App and web page records:
----
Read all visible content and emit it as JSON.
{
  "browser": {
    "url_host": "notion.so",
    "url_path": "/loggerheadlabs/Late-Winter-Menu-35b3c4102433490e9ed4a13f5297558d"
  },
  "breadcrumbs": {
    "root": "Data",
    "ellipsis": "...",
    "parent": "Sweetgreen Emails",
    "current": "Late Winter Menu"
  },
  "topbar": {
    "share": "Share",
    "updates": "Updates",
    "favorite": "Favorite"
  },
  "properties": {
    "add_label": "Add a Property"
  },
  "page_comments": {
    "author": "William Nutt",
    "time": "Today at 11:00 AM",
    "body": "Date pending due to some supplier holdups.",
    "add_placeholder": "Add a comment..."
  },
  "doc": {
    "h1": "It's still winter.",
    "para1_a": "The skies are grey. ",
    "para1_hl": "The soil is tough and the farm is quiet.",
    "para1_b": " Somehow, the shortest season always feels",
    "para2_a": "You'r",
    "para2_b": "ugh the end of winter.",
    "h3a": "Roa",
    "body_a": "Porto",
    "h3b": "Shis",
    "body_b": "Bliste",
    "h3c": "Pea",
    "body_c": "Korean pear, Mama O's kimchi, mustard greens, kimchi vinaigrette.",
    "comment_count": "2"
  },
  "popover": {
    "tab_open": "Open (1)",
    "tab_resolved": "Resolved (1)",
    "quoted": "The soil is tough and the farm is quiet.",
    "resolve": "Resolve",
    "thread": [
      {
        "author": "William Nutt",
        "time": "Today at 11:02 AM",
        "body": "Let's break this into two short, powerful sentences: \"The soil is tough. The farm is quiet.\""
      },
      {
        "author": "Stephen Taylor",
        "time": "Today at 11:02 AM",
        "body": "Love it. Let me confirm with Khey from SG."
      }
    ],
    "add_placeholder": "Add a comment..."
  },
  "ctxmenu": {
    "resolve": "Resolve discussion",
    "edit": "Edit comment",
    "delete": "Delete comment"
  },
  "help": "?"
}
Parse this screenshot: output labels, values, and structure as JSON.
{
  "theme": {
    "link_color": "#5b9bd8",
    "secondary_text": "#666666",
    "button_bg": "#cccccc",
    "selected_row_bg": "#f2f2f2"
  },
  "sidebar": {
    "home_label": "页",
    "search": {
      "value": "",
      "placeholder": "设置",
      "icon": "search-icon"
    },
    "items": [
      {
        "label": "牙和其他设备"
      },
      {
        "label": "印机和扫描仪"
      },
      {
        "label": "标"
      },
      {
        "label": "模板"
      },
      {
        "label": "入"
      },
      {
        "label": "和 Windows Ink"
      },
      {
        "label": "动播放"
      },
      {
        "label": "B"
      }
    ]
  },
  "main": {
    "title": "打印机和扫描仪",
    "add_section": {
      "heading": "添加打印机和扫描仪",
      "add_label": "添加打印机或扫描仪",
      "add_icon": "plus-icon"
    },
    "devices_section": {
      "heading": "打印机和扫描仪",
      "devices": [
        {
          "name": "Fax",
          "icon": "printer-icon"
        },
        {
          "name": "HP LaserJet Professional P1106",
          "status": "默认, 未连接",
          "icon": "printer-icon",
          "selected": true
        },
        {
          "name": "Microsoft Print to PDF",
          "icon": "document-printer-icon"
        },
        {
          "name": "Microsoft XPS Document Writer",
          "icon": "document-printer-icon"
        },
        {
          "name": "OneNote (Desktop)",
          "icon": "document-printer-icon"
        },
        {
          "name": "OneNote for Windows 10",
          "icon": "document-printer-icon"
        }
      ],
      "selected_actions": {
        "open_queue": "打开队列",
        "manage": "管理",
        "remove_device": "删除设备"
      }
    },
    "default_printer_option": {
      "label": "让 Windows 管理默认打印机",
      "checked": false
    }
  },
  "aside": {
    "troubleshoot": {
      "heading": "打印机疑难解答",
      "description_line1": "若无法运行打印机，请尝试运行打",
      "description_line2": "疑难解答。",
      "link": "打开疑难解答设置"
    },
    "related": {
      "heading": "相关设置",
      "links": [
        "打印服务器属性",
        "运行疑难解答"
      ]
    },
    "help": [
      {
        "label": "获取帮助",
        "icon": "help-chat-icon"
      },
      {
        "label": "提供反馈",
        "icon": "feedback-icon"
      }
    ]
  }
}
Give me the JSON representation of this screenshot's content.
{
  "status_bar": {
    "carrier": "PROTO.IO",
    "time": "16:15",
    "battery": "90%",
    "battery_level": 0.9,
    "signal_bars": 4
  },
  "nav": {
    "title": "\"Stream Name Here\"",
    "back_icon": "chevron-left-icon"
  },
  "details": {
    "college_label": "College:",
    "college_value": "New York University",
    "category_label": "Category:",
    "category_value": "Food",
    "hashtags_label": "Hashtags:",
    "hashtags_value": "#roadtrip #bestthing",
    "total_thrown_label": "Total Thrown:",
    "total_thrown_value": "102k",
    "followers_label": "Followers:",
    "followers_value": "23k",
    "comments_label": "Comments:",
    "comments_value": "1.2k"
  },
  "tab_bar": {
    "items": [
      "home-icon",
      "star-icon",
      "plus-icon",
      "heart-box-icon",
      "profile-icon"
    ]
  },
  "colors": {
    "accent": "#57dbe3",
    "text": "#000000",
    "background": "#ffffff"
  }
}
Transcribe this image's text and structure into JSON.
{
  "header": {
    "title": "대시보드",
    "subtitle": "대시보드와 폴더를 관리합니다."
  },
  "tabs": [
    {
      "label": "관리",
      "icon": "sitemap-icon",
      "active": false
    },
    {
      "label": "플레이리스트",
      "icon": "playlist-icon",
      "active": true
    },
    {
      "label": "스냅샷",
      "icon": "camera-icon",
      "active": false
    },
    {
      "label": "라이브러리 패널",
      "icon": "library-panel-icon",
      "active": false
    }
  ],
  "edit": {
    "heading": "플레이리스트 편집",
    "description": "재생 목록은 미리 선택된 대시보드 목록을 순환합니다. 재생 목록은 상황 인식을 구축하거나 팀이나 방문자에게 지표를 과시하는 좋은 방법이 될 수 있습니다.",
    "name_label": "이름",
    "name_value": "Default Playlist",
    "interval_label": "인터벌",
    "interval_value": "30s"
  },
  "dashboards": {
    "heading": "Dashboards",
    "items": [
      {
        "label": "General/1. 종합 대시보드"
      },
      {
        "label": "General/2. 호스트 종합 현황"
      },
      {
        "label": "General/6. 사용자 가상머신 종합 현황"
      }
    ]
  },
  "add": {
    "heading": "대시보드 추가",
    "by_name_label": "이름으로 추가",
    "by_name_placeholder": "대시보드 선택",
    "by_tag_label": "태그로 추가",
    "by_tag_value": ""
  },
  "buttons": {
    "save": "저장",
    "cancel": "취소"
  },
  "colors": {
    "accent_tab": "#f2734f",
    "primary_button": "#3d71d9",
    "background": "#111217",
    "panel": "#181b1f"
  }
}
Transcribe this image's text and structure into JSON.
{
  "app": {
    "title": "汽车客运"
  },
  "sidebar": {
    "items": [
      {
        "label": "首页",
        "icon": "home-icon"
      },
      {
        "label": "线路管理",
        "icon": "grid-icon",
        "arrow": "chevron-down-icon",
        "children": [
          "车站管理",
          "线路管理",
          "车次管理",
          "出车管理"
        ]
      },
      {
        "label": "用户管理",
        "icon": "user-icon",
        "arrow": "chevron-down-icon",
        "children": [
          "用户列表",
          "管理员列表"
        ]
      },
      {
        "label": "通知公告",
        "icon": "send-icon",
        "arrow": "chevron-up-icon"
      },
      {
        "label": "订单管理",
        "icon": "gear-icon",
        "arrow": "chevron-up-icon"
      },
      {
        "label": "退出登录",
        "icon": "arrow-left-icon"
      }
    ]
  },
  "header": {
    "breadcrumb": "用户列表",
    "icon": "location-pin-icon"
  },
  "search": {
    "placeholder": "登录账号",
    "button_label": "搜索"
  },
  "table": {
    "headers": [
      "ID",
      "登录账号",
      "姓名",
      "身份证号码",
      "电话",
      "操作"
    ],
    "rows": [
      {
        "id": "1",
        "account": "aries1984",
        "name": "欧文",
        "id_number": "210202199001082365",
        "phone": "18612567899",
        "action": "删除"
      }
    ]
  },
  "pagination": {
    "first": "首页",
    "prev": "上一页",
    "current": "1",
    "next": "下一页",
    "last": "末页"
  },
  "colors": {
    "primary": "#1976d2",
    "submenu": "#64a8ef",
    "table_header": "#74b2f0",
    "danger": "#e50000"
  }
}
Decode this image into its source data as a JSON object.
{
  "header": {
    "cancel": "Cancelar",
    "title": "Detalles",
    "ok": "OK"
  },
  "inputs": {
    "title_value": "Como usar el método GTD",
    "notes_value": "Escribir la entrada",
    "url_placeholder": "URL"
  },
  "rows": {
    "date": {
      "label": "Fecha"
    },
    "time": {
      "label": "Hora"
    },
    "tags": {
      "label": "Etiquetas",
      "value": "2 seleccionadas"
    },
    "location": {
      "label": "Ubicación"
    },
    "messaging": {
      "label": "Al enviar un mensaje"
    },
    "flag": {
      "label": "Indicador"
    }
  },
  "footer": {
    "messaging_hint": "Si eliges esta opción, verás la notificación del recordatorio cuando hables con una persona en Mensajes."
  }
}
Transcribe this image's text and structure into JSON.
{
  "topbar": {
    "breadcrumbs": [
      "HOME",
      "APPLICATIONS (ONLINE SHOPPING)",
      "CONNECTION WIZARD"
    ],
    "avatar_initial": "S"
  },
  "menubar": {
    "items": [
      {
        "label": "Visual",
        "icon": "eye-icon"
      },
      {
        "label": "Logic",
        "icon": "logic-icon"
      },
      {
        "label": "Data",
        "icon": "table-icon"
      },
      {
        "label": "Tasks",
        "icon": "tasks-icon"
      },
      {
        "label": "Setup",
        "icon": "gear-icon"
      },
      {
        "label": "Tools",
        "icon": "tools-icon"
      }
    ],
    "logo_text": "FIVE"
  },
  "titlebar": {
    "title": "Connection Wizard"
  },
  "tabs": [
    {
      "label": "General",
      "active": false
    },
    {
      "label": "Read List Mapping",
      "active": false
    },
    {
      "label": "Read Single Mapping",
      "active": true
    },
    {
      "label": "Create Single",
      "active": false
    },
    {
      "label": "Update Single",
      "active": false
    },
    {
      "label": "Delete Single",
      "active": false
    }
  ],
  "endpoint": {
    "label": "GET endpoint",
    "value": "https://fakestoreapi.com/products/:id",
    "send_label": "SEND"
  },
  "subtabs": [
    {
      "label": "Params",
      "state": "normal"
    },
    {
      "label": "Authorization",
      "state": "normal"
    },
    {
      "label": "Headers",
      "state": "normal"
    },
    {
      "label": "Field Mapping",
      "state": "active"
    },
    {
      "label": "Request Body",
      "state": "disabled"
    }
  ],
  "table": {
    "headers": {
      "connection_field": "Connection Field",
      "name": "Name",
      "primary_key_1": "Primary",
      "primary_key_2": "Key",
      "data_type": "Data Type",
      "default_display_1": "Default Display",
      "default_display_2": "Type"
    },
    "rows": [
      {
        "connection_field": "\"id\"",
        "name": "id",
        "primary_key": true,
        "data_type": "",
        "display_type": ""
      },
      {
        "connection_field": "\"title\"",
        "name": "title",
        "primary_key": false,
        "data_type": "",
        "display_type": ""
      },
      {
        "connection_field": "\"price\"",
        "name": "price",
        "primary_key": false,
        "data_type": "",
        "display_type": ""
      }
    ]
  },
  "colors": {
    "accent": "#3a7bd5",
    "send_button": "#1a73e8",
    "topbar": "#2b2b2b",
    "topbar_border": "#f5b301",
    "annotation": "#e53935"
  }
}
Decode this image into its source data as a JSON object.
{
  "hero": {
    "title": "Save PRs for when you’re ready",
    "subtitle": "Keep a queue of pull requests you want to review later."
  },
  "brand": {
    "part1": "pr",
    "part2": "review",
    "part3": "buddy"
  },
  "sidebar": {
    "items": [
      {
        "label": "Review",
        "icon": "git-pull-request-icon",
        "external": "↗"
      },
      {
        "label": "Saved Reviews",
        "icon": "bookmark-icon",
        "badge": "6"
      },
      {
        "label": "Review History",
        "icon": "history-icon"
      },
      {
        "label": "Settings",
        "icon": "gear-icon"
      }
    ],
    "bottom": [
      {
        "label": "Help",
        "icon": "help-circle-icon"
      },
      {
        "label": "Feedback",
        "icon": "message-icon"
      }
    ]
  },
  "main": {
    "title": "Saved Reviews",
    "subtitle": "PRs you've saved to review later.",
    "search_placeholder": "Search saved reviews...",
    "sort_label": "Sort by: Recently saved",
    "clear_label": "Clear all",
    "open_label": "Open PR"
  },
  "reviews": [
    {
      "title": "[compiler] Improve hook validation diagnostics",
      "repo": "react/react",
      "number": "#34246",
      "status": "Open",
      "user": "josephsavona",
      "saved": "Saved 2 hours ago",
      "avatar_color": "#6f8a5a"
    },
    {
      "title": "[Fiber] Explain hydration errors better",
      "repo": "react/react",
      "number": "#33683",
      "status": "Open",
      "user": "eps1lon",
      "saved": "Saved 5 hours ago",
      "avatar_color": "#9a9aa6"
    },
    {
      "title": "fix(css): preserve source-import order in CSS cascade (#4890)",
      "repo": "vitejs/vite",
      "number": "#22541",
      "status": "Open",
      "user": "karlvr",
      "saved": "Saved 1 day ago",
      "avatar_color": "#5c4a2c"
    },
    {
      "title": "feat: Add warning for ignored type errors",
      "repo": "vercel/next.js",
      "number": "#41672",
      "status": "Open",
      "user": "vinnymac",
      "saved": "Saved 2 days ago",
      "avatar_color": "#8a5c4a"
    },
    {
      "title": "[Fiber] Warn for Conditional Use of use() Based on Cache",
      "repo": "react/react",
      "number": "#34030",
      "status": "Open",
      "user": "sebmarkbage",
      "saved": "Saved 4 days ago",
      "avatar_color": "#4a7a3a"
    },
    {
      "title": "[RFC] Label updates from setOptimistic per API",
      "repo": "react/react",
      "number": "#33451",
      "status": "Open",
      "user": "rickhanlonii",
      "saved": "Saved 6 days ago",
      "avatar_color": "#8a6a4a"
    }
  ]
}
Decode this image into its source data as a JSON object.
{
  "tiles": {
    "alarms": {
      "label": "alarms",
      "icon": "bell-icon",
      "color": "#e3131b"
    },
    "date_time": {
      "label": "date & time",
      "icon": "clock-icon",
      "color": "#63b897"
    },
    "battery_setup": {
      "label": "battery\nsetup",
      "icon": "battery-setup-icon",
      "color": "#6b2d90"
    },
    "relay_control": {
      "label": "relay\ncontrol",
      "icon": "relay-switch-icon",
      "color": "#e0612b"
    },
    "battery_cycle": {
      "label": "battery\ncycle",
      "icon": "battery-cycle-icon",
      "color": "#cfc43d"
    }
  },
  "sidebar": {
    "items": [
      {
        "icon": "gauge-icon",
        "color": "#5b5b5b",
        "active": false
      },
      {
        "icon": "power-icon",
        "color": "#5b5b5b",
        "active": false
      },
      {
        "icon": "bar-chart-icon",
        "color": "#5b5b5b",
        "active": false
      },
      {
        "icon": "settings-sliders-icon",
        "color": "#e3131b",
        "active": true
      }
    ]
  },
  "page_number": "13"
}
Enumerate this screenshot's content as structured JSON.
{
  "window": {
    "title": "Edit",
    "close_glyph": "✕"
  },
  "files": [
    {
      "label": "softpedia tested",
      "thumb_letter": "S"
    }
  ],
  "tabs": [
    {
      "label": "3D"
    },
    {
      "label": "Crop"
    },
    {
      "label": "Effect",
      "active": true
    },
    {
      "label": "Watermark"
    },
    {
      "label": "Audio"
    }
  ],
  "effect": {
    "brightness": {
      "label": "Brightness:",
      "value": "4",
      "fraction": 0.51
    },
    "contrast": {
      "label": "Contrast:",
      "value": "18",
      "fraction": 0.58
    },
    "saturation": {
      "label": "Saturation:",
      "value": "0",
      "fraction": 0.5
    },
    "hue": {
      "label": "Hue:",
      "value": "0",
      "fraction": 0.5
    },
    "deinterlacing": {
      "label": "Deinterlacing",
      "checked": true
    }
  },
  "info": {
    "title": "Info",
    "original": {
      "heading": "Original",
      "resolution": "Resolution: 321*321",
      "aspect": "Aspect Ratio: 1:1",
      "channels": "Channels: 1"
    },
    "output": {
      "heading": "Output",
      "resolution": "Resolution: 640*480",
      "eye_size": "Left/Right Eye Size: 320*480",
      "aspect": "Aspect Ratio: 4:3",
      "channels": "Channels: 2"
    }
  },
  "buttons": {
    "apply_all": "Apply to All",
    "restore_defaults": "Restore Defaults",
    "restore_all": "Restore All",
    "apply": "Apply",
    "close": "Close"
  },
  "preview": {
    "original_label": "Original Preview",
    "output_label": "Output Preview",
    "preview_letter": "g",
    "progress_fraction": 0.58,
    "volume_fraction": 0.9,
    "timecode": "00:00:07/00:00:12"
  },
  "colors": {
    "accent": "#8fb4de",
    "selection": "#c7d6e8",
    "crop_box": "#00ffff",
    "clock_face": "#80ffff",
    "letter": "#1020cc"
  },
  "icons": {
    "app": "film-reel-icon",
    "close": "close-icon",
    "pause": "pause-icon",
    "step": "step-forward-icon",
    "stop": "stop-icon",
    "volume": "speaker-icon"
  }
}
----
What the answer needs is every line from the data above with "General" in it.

        "label": "General/1. 종합 대시보드"
        "label": "General/2. 호스트 종합 현황"
        "label": "General/6. 사용자 가상머신 종합 현황"
      "label": "General",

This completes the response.